For three weeks last fall, the Canadian Energy Pipeline Association (CEPA) with funding from the International Pipeline Conference Foundation and TELUS Spark, an interactive Calgary science museum, worked together to present a temporary display about pipeline technology.

More than 10,000 TELUS Spark visitors of all ages had the opportunity to learn and discover fascinating scientific facts about leading-edge technology that helps keep pipelines safe.

The display demonstrated how the pipeline industry uses fibre optic technology to monitor for potential leaks. It also included a talking wall, which allowed visitors to share their thoughts about the display on sticky notes. In today’s blog, we respond to two of those notes from the talking wall.


Comment: “I would prefer green technology.”


No question… all forms of energy will play a role in our energy future, particularly in light of rising levels of global emissions. CEPA members are already exploring technological innovation and investing in green technology.

There’s been great global progress in green energy alternatives in recent years. Yet, forecasts by governments, companies and respected global institutions, such as the International Energy Agency (IEA), conclude that fossil fuels will still supply up to 70 per cent of the world’s primary energy by 2040. Analysis by the IEA shows oil consumption will actually grow in coming decades, due to rising demand from petrochemicals, trucking and aviation. Projections by Canada’s National Energy Board (NEB) reached similar conclusions: Canada’s Energy Future 2018: Energy Supply and Demand Projections to 2040.

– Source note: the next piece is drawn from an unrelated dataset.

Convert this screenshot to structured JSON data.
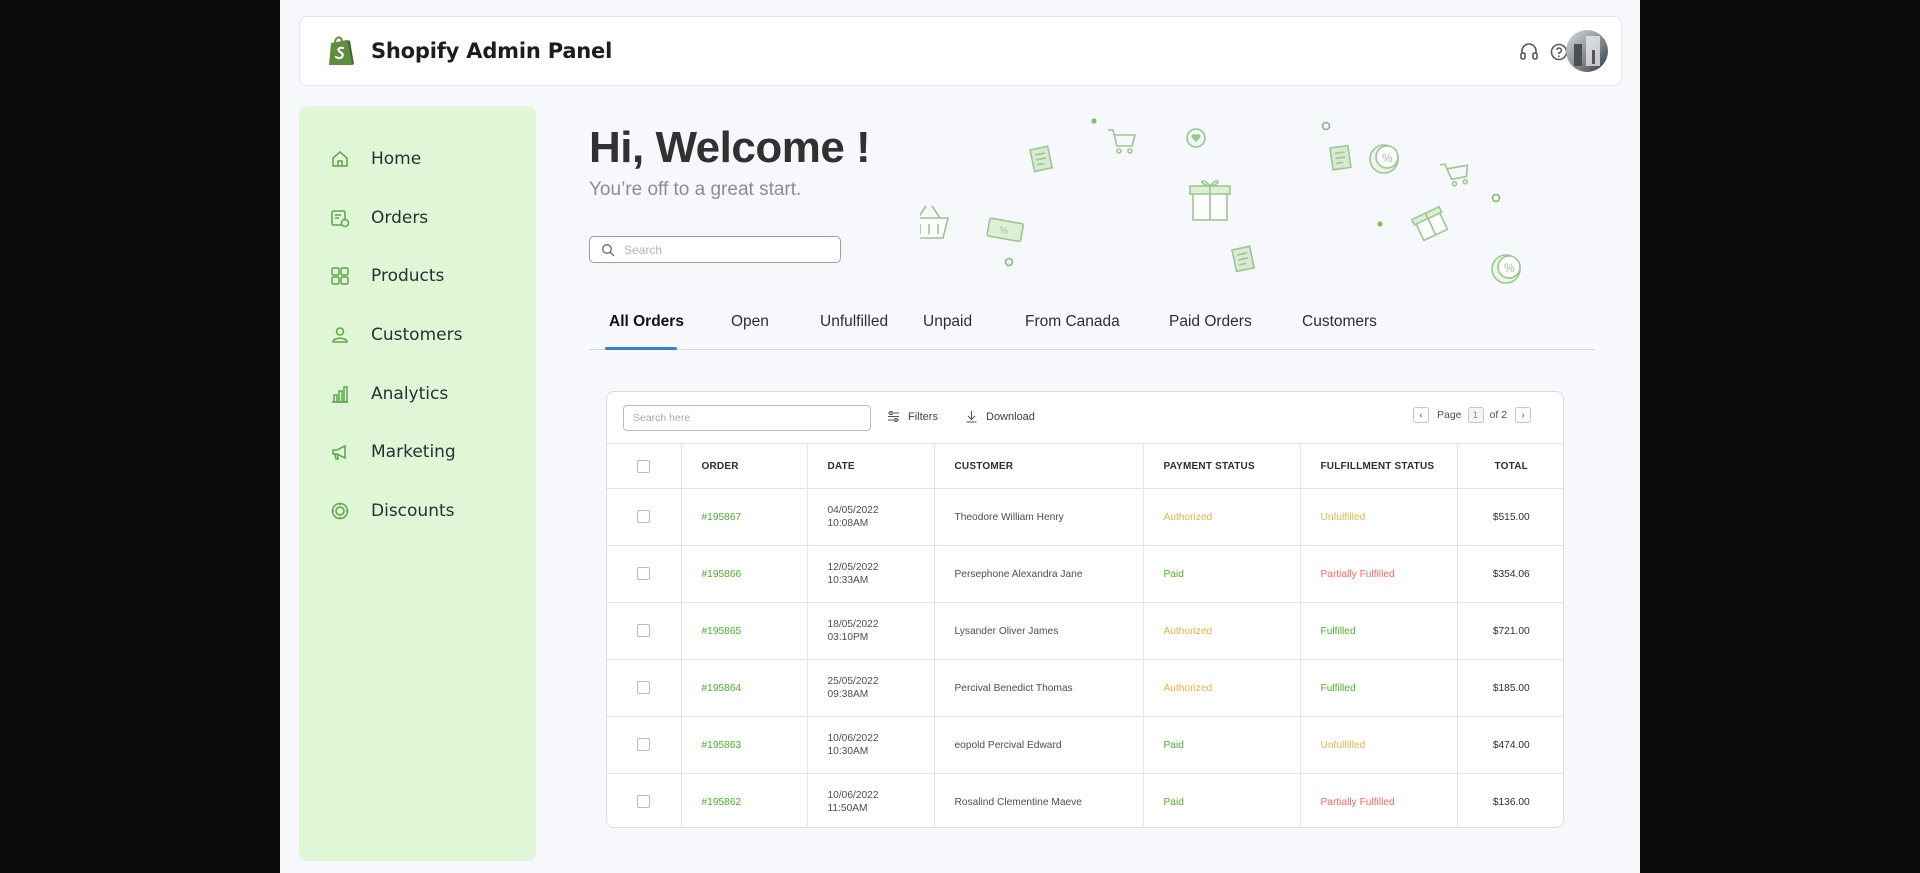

In the quest to reduce global emissions, Canada has the ability to make a massive impact. But we need to get our regulated and responsibly-developed energy products to markets that are demanding cleaner energy sources to help grow their economies.

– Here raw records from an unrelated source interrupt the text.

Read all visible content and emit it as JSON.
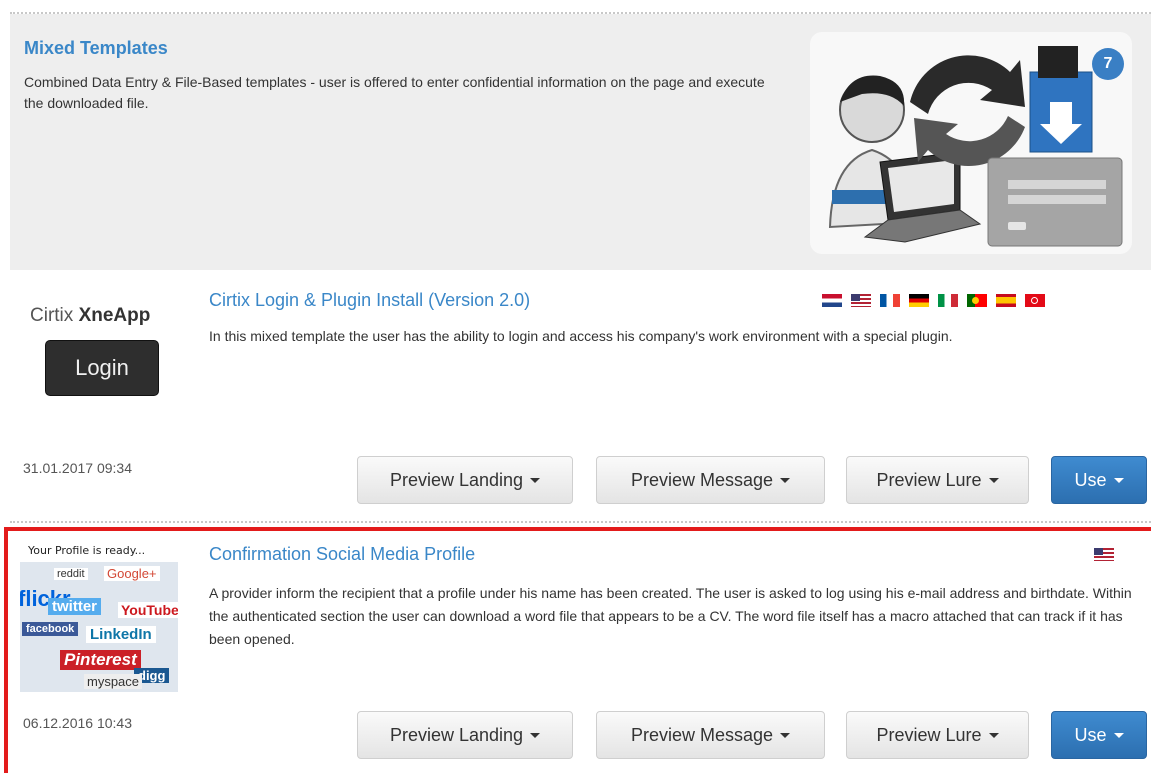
{
  "header": {
    "title": "Mixed Templates",
    "description": "Combined Data Entry & File-Based templates - user is offered to enter confidential information on the page and execute the downloaded file.",
    "badge_count": "7"
  },
  "templates": [
    {
      "title": "Cirtix Login & Plugin Install (Version 2.0)",
      "description": "In this mixed template the user has the ability to login and access his company's work environment with a special plugin.",
      "date": "31.01.2017 09:34",
      "thumbnail": {
        "brand_prefix": "Cirtix ",
        "brand_name": "XneApp",
        "login_label": "Login"
      },
      "languages": [
        "Netherlands",
        "United States",
        "France",
        "Germany",
        "Italy",
        "Portugal",
        "Spain",
        "Turkey"
      ],
      "buttons": {
        "preview_landing": "Preview Landing",
        "preview_message": "Preview Message",
        "preview_lure": "Preview Lure",
        "use": "Use"
      }
    },
    {
      "title": "Confirmation Social Media Profile",
      "description": "A provider inform the recipient that a profile under his name has been created. The user is asked to log using his e-mail address and birthdate. Within the authenticated section the user can download a word file that appears to be a CV. The word file itself has a macro attached that can track if it has been opened.",
      "date": "06.12.2016 10:43",
      "thumbnail": {
        "caption": "Your Profile is ready...",
        "logos": [
          "reddit",
          "Google+",
          "flickr",
          "twitter",
          "YouTube",
          "facebook",
          "LinkedIn",
          "Pinterest",
          "digg",
          "myspace"
        ]
      },
      "languages": [
        "United States"
      ],
      "buttons": {
        "preview_landing": "Preview Landing",
        "preview_message": "Preview Message",
        "preview_lure": "Preview Lure",
        "use": "Use"
      }
    }
  ],
  "colors": {
    "link": "#3a87c8",
    "use_button": "#3577bd",
    "highlight": "#e31b1b",
    "header_bg": "#eeeeee"
  }
}
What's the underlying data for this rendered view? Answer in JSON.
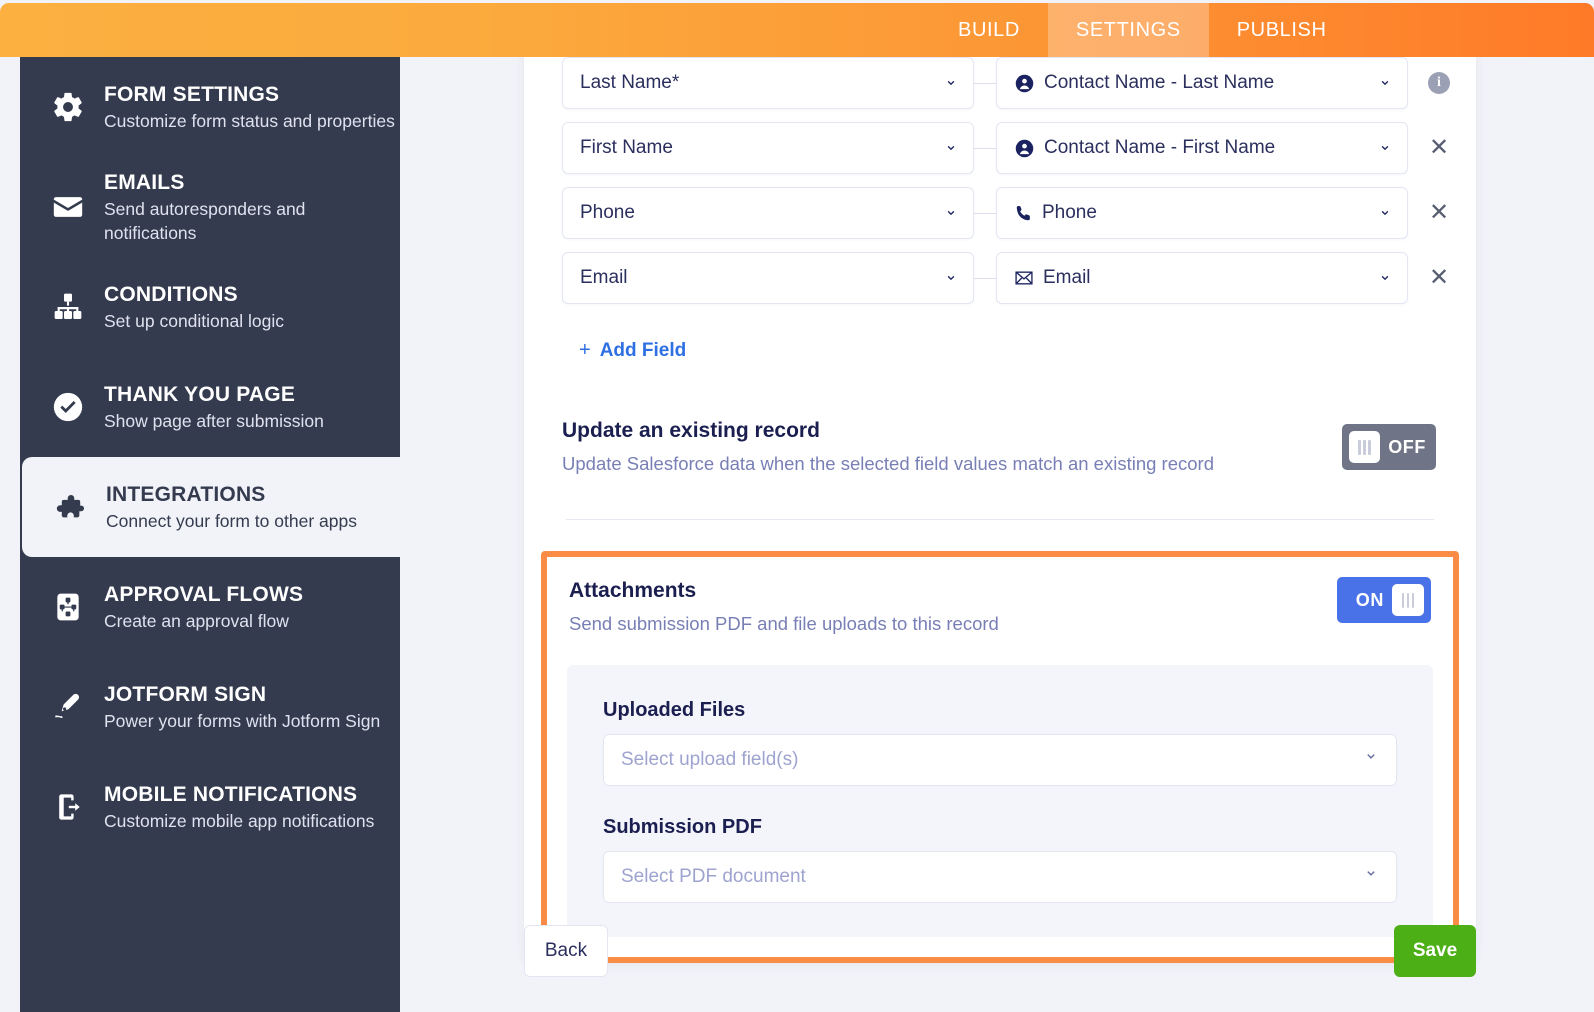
{
  "topbar": {
    "tabs": [
      {
        "label": "BUILD",
        "active": false
      },
      {
        "label": "SETTINGS",
        "active": true
      },
      {
        "label": "PUBLISH",
        "active": false
      }
    ]
  },
  "sidebar": {
    "items": [
      {
        "title": "FORM SETTINGS",
        "desc": "Customize form status and properties",
        "icon": "gear-icon",
        "active": false
      },
      {
        "title": "EMAILS",
        "desc": "Send autoresponders and notifications",
        "icon": "envelope-icon",
        "active": false
      },
      {
        "title": "CONDITIONS",
        "desc": "Set up conditional logic",
        "icon": "sitemap-icon",
        "active": false
      },
      {
        "title": "THANK YOU PAGE",
        "desc": "Show page after submission",
        "icon": "check-circle-icon",
        "active": false
      },
      {
        "title": "INTEGRATIONS",
        "desc": "Connect your form to other apps",
        "icon": "puzzle-icon",
        "active": true
      },
      {
        "title": "APPROVAL FLOWS",
        "desc": "Create an approval flow",
        "icon": "approval-flow-icon",
        "active": false
      },
      {
        "title": "JOTFORM SIGN",
        "desc": "Power your forms with Jotform Sign",
        "icon": "pen-nib-icon",
        "active": false
      },
      {
        "title": "MOBILE NOTIFICATIONS",
        "desc": "Customize mobile app notifications",
        "icon": "mobile-notification-icon",
        "active": false
      }
    ]
  },
  "field_mapping": {
    "rows": [
      {
        "form_field": "Last Name*",
        "target_field": "Contact Name - Last Name",
        "target_icon": "contact-person-icon",
        "row_action": "info"
      },
      {
        "form_field": "First Name",
        "target_field": "Contact Name - First Name",
        "target_icon": "contact-person-icon",
        "row_action": "remove"
      },
      {
        "form_field": "Phone",
        "target_field": "Phone",
        "target_icon": "phone-icon",
        "row_action": "remove"
      },
      {
        "form_field": "Email",
        "target_field": "Email",
        "target_icon": "envelope-icon",
        "row_action": "remove"
      }
    ],
    "add_field_label": "Add Field",
    "add_field_plus": "+"
  },
  "update_record": {
    "title": "Update an existing record",
    "desc": "Update Salesforce data when the selected field values match an existing record",
    "toggle_state": "OFF"
  },
  "attachments": {
    "title": "Attachments",
    "desc": "Send submission PDF and file uploads to this record",
    "toggle_state": "ON",
    "uploaded_files_label": "Uploaded Files",
    "uploaded_files_placeholder": "Select upload field(s)",
    "submission_pdf_label": "Submission PDF",
    "submission_pdf_placeholder": "Select PDF document"
  },
  "footer": {
    "back_label": "Back",
    "save_label": "Save"
  },
  "colors": {
    "topbar_start": "#fbb040",
    "topbar_end": "#ff7a28",
    "sidebar_bg": "#343b4e",
    "page_bg": "#f2f3f9",
    "highlight_orange": "#fa8c46",
    "toggle_on_blue": "#4a72e8",
    "toggle_off_gray": "#6f7486",
    "save_green": "#4caf15",
    "link_blue": "#2f6fe4",
    "heading_navy": "#1b1f50",
    "muted_purple": "#787fb5"
  }
}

Question: “Can’t we just use wind or solar?”


The answer is not that simple…

Here are a few factors to consider:

  • Wind and solar sources of energy are intermittent (therefore unreliable) and often require fossil fuels as back-up energy sources.
  • Infrastructure for solar and wind energy relies heavily on materials – such as rare earth metals, steel, plastics and concrete for wind turbines – which often requires significant carbon intensive energy.
  • The transition to renewable energies takes time. For example, in the 14 years following an aggressive energy change initiative that began in Germany in 2000, the average decline in fossil fuel use was only 0.3 per cent per year. If that trend continues, fossil fuels would remain dominant in Germany even up to 2050. (Smil, V., University of Manitoba, 2016.).


Igniting conversations


According to TELUS Spark, the collaboration with CEPA resulted in an educational opportunity that increased visitor knowledge about how technology positively impacts the pipeline industry. The collaboration also started conversations about innovative uses of technology to help increase pipeline safety.

We’ll share more insights and responses from the TELUS Spark ‘talking wall’ in an upcoming blog post.

If you’re interested in learning more about how global energy demand is changing, check out our three-part blog series, 12 realities on energy change from an energy realist, featuring the work of Dr. Smil.